Start of Excerpted records

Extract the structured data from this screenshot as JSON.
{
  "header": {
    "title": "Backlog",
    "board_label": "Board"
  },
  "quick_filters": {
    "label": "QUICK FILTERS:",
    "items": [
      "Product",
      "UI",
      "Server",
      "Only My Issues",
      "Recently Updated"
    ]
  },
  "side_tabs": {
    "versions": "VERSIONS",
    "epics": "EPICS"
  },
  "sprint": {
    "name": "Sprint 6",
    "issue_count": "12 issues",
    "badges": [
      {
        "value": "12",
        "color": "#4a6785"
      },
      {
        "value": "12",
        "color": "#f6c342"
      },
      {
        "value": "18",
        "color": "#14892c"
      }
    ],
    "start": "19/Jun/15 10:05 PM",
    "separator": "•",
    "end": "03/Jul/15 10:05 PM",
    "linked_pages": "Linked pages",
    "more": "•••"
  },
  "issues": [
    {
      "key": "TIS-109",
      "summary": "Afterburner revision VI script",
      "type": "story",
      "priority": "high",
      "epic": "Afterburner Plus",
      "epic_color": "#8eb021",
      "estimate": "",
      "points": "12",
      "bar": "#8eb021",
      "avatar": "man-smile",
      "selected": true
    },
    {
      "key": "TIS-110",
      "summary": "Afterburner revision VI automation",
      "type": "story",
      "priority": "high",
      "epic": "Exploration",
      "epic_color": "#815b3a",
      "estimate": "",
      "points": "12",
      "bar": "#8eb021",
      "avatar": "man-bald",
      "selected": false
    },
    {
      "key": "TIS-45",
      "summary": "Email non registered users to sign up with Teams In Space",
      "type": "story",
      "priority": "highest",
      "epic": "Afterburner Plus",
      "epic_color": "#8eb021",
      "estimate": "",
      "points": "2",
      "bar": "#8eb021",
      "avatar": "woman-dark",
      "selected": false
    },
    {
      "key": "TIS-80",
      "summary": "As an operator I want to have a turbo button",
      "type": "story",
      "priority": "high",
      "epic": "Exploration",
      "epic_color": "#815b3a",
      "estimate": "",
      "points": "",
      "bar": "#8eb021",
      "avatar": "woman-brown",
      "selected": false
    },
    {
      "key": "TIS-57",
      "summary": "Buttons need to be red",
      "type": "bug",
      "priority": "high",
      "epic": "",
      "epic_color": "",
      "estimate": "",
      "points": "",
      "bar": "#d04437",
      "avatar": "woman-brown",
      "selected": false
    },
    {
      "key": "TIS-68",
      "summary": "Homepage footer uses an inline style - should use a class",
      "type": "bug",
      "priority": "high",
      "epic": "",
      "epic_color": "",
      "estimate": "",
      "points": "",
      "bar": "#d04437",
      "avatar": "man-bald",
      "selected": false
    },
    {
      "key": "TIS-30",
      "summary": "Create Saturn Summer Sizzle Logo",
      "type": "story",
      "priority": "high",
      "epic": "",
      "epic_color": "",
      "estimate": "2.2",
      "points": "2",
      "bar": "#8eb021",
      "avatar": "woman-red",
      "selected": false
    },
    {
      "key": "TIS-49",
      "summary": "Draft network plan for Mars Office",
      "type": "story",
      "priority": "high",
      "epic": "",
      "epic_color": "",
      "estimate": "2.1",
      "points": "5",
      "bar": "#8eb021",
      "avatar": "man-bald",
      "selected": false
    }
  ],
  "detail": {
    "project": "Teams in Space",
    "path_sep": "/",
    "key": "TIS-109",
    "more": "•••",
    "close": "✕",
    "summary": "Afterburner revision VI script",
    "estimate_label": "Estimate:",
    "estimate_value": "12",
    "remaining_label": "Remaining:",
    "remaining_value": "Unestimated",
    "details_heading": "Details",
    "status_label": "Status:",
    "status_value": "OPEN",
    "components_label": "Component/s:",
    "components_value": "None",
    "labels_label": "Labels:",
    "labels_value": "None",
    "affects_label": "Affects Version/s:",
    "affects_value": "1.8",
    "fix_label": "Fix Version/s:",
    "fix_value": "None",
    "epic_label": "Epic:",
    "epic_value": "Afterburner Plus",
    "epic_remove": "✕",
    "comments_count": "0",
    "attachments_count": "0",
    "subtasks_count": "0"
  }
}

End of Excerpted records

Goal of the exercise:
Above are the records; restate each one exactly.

Answer section:
Extract the structured data from this screenshot as JSON.
{
  "header": {
    "title": "Backlog",
    "board_label": "Board"
  },
  "quick_filters": {
    "label": "QUICK FILTERS:",
    "items": [
      "Product",
      "UI",
      "Server",
      "Only My Issues",
      "Recently Updated"
    ]
  },
  "side_tabs": {
    "versions": "VERSIONS",
    "epics": "EPICS"
  },
  "sprint": {
    "name": "Sprint 6",
    "issue_count": "12 issues",
    "badges": [
      {
        "value": "12",
        "color": "#4a6785"
      },
      {
        "value": "12",
        "color": "#f6c342"
      },
      {
        "value": "18",
        "color": "#14892c"
      }
    ],
    "start": "19/Jun/15 10:05 PM",
    "separator": "•",
    "end": "03/Jul/15 10:05 PM",
    "linked_pages": "Linked pages",
    "more": "•••"
  },
  "issues": [
    {
      "key": "TIS-109",
      "summary": "Afterburner revision VI script",
      "type": "story",
      "priority": "high",
      "epic": "Afterburner Plus",
      "epic_color": "#8eb021",
      "estimate": "",
      "points": "12",
      "bar": "#8eb021",
      "avatar": "man-smile",
      "selected": true
    },
    {
      "key": "TIS-110",
      "summary": "Afterburner revision VI automation",
      "type": "story",
      "priority": "high",
      "epic": "Exploration",
      "epic_color": "#815b3a",
      "estimate": "",
      "points": "12",
      "bar": "#8eb021",
      "avatar": "man-bald",
      "selected": false
    },
    {
      "key": "TIS-45",
      "summary": "Email non registered users to sign up with Teams In Space",
      "type": "story",
      "priority": "highest",
      "epic": "Afterburner Plus",
      "epic_color": "#8eb021",
      "estimate": "",
      "points": "2",
      "bar": "#8eb021",
      "avatar": "woman-dark",
      "selected": false
    },
    {
      "key": "TIS-80",
      "summary": "As an operator I want to have a turbo button",
      "type": "story",
      "priority": "high",
      "epic": "Exploration",
      "epic_color": "#815b3a",
      "estimate": "",
      "points": "",
      "bar": "#8eb021",
      "avatar": "woman-brown",
      "selected": false
    },
    {
      "key": "TIS-57",
      "summary": "Buttons need to be red",
      "type": "bug",
      "priority": "high",
      "epic": "",
      "epic_color": "",
      "estimate": "",
      "points": "",
      "bar": "#d04437",
      "avatar": "woman-brown",
      "selected": false
    },
    {
      "key": "TIS-68",
      "summary": "Homepage footer uses an inline style - should use a class",
      "type": "bug",
      "priority": "high",
      "epic": "",
      "epic_color": "",
      "estimate": "",
      "points": "",
      "bar": "#d04437",
      "avatar": "man-bald",
      "selected": false
    },
    {
      "key": "TIS-30",
      "summary": "Create Saturn Summer Sizzle Logo",
      "type": "story",
      "priority": "high",
      "epic": "",
      "epic_color": "",
      "estimate": "2.2",
      "points": "2",
      "bar": "#8eb021",
      "avatar": "woman-red",
      "selected": false
    },
    {
      "key": "TIS-49",
      "summary": "Draft network plan for Mars Office",
      "type": "story",
      "priority": "high",
      "epic": "",
      "epic_color": "",
      "estimate": "2.1",
      "points": "5",
      "bar": "#8eb021",
      "avatar": "man-bald",
      "selected": false
    }
  ],
  "detail": {
    "project": "Teams in Space",
    "path_sep": "/",
    "key": "TIS-109",
    "more": "•••",
    "close": "✕",
    "summary": "Afterburner revision VI script",
    "estimate_label": "Estimate:",
    "estimate_value": "12",
    "remaining_label": "Remaining:",
    "remaining_value": "Unestimated",
    "details_heading": "Details",
    "status_label": "Status:",
    "status_value": "OPEN",
    "components_label": "Component/s:",
    "components_value": "None",
    "labels_label": "Labels:",
    "labels_value": "None",
    "affects_label": "Affects Version/s:",
    "affects_value": "1.8",
    "fix_label": "Fix Version/s:",
    "fix_value": "None",
    "epic_label": "Epic:",
    "epic_value": "Afterburner Plus",
    "epic_remove": "✕",
    "comments_count": "0",
    "attachments_count": "0",
    "subtasks_count": "0"
  }
}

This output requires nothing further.